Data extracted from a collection
———
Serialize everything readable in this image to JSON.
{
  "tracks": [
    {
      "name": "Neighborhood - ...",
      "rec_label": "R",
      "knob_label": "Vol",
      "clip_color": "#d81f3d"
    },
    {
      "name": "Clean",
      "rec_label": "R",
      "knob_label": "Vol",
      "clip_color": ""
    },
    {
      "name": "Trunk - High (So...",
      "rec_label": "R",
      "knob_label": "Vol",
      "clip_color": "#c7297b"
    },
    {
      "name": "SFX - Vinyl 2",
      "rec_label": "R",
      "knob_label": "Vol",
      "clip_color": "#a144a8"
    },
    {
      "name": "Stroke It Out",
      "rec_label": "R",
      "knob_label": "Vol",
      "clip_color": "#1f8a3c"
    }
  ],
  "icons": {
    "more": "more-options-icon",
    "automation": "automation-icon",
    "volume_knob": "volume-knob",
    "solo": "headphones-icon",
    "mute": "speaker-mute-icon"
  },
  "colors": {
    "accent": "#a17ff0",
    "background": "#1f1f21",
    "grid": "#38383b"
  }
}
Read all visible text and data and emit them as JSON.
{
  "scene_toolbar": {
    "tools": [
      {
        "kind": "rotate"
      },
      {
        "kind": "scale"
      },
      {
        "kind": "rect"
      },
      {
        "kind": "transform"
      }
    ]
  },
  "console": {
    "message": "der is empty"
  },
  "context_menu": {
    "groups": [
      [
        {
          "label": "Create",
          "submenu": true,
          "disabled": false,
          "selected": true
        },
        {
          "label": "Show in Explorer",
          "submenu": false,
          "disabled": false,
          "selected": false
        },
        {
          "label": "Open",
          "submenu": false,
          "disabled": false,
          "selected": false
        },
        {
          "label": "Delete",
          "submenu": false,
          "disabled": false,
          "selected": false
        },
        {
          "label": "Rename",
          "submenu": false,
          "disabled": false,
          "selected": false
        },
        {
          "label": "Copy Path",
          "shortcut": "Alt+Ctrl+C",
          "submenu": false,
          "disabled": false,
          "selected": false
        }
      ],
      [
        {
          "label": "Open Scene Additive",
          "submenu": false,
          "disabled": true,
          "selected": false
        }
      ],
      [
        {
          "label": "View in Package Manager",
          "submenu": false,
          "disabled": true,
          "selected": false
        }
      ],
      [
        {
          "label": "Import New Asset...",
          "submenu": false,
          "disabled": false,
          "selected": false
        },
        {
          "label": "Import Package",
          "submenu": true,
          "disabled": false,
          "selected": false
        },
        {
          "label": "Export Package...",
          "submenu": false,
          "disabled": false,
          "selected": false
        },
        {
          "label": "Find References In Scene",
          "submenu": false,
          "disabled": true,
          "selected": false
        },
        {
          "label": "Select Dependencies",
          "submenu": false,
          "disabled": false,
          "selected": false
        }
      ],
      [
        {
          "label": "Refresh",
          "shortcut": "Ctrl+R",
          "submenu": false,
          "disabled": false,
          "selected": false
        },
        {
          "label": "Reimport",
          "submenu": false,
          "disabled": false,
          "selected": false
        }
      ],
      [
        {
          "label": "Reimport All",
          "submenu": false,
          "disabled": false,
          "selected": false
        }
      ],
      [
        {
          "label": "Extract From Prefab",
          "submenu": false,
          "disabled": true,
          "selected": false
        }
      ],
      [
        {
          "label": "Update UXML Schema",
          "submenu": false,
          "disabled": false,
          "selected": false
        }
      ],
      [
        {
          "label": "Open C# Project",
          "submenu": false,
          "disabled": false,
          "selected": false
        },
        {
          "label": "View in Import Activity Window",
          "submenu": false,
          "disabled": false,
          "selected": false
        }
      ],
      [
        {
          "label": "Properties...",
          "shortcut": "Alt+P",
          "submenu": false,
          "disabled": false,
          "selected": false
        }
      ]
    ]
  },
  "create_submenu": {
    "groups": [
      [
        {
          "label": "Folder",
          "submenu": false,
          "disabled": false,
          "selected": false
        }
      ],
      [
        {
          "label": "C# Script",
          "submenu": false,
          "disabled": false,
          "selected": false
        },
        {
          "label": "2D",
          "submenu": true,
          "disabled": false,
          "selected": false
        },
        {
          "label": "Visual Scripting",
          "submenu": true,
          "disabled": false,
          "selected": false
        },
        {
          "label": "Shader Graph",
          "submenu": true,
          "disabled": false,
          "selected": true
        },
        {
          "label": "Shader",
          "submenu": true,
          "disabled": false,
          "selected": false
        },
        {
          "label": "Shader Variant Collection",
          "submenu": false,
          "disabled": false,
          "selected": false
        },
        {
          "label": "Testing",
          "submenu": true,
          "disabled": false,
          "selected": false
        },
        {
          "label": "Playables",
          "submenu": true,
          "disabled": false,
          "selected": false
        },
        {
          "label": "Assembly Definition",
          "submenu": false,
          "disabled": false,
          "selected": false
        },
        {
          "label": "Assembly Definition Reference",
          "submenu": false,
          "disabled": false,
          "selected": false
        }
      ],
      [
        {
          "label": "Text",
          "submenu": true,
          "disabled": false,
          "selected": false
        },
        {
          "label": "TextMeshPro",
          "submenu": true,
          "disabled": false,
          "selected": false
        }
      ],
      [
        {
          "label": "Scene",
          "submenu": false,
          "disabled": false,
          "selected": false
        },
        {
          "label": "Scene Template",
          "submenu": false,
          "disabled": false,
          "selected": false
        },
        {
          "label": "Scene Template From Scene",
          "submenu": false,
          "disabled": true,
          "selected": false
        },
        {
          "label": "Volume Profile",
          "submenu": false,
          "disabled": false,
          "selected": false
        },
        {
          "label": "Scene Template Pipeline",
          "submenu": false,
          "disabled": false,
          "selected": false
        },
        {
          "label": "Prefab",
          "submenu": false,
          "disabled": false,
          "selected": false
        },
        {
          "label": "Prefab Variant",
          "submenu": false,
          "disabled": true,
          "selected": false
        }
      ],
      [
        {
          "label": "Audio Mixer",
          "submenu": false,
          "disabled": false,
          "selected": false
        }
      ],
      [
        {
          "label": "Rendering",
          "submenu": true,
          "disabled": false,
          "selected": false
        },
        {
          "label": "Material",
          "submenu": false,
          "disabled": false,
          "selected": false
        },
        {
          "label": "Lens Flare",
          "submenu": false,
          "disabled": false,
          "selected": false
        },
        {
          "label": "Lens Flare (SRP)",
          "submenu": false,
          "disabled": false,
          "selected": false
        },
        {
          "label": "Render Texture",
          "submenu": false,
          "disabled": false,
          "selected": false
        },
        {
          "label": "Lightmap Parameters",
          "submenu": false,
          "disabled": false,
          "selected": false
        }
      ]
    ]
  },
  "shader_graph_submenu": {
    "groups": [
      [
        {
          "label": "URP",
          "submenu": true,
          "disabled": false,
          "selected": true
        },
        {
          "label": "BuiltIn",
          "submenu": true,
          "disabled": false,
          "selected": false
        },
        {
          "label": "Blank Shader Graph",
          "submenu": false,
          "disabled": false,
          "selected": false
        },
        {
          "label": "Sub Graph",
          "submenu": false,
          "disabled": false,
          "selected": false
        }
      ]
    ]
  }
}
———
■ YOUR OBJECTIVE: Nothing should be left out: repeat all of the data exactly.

■ ANSWER SECTION:
Serialize everything readable in this image to JSON.
{
  "tracks": [
    {
      "name": "Neighborhood - ...",
      "rec_label": "R",
      "knob_label": "Vol",
      "clip_color": "#d81f3d"
    },
    {
      "name": "Clean",
      "rec_label": "R",
      "knob_label": "Vol",
      "clip_color": ""
    },
    {
      "name": "Trunk - High (So...",
      "rec_label": "R",
      "knob_label": "Vol",
      "clip_color": "#c7297b"
    },
    {
      "name": "SFX - Vinyl 2",
      "rec_label": "R",
      "knob_label": "Vol",
      "clip_color": "#a144a8"
    },
    {
      "name": "Stroke It Out",
      "rec_label": "R",
      "knob_label": "Vol",
      "clip_color": "#1f8a3c"
    }
  ],
  "icons": {
    "more": "more-options-icon",
    "automation": "automation-icon",
    "volume_knob": "volume-knob",
    "solo": "headphones-icon",
    "mute": "speaker-mute-icon"
  },
  "colors": {
    "accent": "#a17ff0",
    "background": "#1f1f21",
    "grid": "#38383b"
  }
}
Read all visible text and data and emit them as JSON.
{
  "scene_toolbar": {
    "tools": [
      {
        "kind": "rotate"
      },
      {
        "kind": "scale"
      },
      {
        "kind": "rect"
      },
      {
        "kind": "transform"
      }
    ]
  },
  "console": {
    "message": "der is empty"
  },
  "context_menu": {
    "groups": [
      [
        {
          "label": "Create",
          "submenu": true,
          "disabled": false,
          "selected": true
        },
        {
          "label": "Show in Explorer",
          "submenu": false,
          "disabled": false,
          "selected": false
        },
        {
          "label": "Open",
          "submenu": false,
          "disabled": false,
          "selected": false
        },
        {
          "label": "Delete",
          "submenu": false,
          "disabled": false,
          "selected": false
        },
        {
          "label": "Rename",
          "submenu": false,
          "disabled": false,
          "selected": false
        },
        {
          "label": "Copy Path",
          "shortcut": "Alt+Ctrl+C",
          "submenu": false,
          "disabled": false,
          "selected": false
        }
      ],
      [
        {
          "label": "Open Scene Additive",
          "submenu": false,
          "disabled": true,
          "selected": false
        }
      ],
      [
        {
          "label": "View in Package Manager",
          "submenu": false,
          "disabled": true,
          "selected": false
        }
      ],
      [
        {
          "label": "Import New Asset...",
          "submenu": false,
          "disabled": false,
          "selected": false
        },
        {
          "label": "Import Package",
          "submenu": true,
          "disabled": false,
          "selected": false
        },
        {
          "label": "Export Package...",
          "submenu": false,
          "disabled": false,
          "selected": false
        },
        {
          "label": "Find References In Scene",
          "submenu": false,
          "disabled": true,
          "selected": false
        },
        {
          "label": "Select Dependencies",
          "submenu": false,
          "disabled": false,
          "selected": false
        }
      ],
      [
        {
          "label": "Refresh",
          "shortcut": "Ctrl+R",
          "submenu": false,
          "disabled": false,
          "selected": false
        },
        {
          "label": "Reimport",
          "submenu": false,
          "disabled": false,
          "selected": false
        }
      ],
      [
        {
          "label": "Reimport All",
          "submenu": false,
          "disabled": false,
          "selected": false
        }
      ],
      [
        {
          "label": "Extract From Prefab",
          "submenu": false,
          "disabled": true,
          "selected": false
        }
      ],
      [
        {
          "label": "Update UXML Schema",
          "submenu": false,
          "disabled": false,
          "selected": false
        }
      ],
      [
        {
          "label": "Open C# Project",
          "submenu": false,
          "disabled": false,
          "selected": false
        },
        {
          "label": "View in Import Activity Window",
          "submenu": false,
          "disabled": false,
          "selected": false
        }
      ],
      [
        {
          "label": "Properties...",
          "shortcut": "Alt+P",
          "submenu": false,
          "disabled": false,
          "selected": false
        }
      ]
    ]
  },
  "create_submenu": {
    "groups": [
      [
        {
          "label": "Folder",
          "submenu": false,
          "disabled": false,
          "selected": false
        }
      ],
      [
        {
          "label": "C# Script",
          "submenu": false,
          "disabled": false,
          "selected": false
        },
        {
          "label": "2D",
          "submenu": true,
          "disabled": false,
          "selected": false
        },
        {
          "label": "Visual Scripting",
          "submenu": true,
          "disabled": false,
          "selected": false
        },
        {
          "label": "Shader Graph",
          "submenu": true,
          "disabled": false,
          "selected": true
        },
        {
          "label": "Shader",
          "submenu": true,
          "disabled": false,
          "selected": false
        },
        {
          "label": "Shader Variant Collection",
          "submenu": false,
          "disabled": false,
          "selected": false
        },
        {
          "label": "Testing",
          "submenu": true,
          "disabled": false,
          "selected": false
        },
        {
          "label": "Playables",
          "submenu": true,
          "disabled": false,
          "selected": false
        },
        {
          "label": "Assembly Definition",
          "submenu": false,
          "disabled": false,
          "selected": false
        },
        {
          "label": "Assembly Definition Reference",
          "submenu": false,
          "disabled": false,
          "selected": false
        }
      ],
      [
        {
          "label": "Text",
          "submenu": true,
          "disabled": false,
          "selected": false
        },
        {
          "label": "TextMeshPro",
          "submenu": true,
          "disabled": false,
          "selected": false
        }
      ],
      [
        {
          "label": "Scene",
          "submenu": false,
          "disabled": false,
          "selected": false
        },
        {
          "label": "Scene Template",
          "submenu": false,
          "disabled": false,
          "selected": false
        },
        {
          "label": "Scene Template From Scene",
          "submenu": false,
          "disabled": true,
          "selected": false
        },
        {
          "label": "Volume Profile",
          "submenu": false,
          "disabled": false,
          "selected": false
        },
        {
          "label": "Scene Template Pipeline",
          "submenu": false,
          "disabled": false,
          "selected": false
        },
        {
          "label": "Prefab",
          "submenu": false,
          "disabled": false,
          "selected": false
        },
        {
          "label": "Prefab Variant",
          "submenu": false,
          "disabled": true,
          "selected": false
        }
      ],
      [
        {
          "label": "Audio Mixer",
          "submenu": false,
          "disabled": false,
          "selected": false
        }
      ],
      [
        {
          "label": "Rendering",
          "submenu": true,
          "disabled": false,
          "selected": false
        },
        {
          "label": "Material",
          "submenu": false,
          "disabled": false,
          "selected": false
        },
        {
          "label": "Lens Flare",
          "submenu": false,
          "disabled": false,
          "selected": false
        },
        {
          "label": "Lens Flare (SRP)",
          "submenu": false,
          "disabled": false,
          "selected": false
        },
        {
          "label": "Render Texture",
          "submenu": false,
          "disabled": false,
          "selected": false
        },
        {
          "label": "Lightmap Parameters",
          "submenu": false,
          "disabled": false,
          "selected": false
        }
      ]
    ]
  },
  "shader_graph_submenu": {
    "groups": [
      [
        {
          "label": "URP",
          "submenu": true,
          "disabled": false,
          "selected": true
        },
        {
          "label": "BuiltIn",
          "submenu": true,
          "disabled": false,
          "selected": false
        },
        {
          "label": "Blank Shader Graph",
          "submenu": false,
          "disabled": false,
          "selected": false
        },
        {
          "label": "Sub Graph",
          "submenu": false,
          "disabled": false,
          "selected": false
        }
      ]
    ]
  }
}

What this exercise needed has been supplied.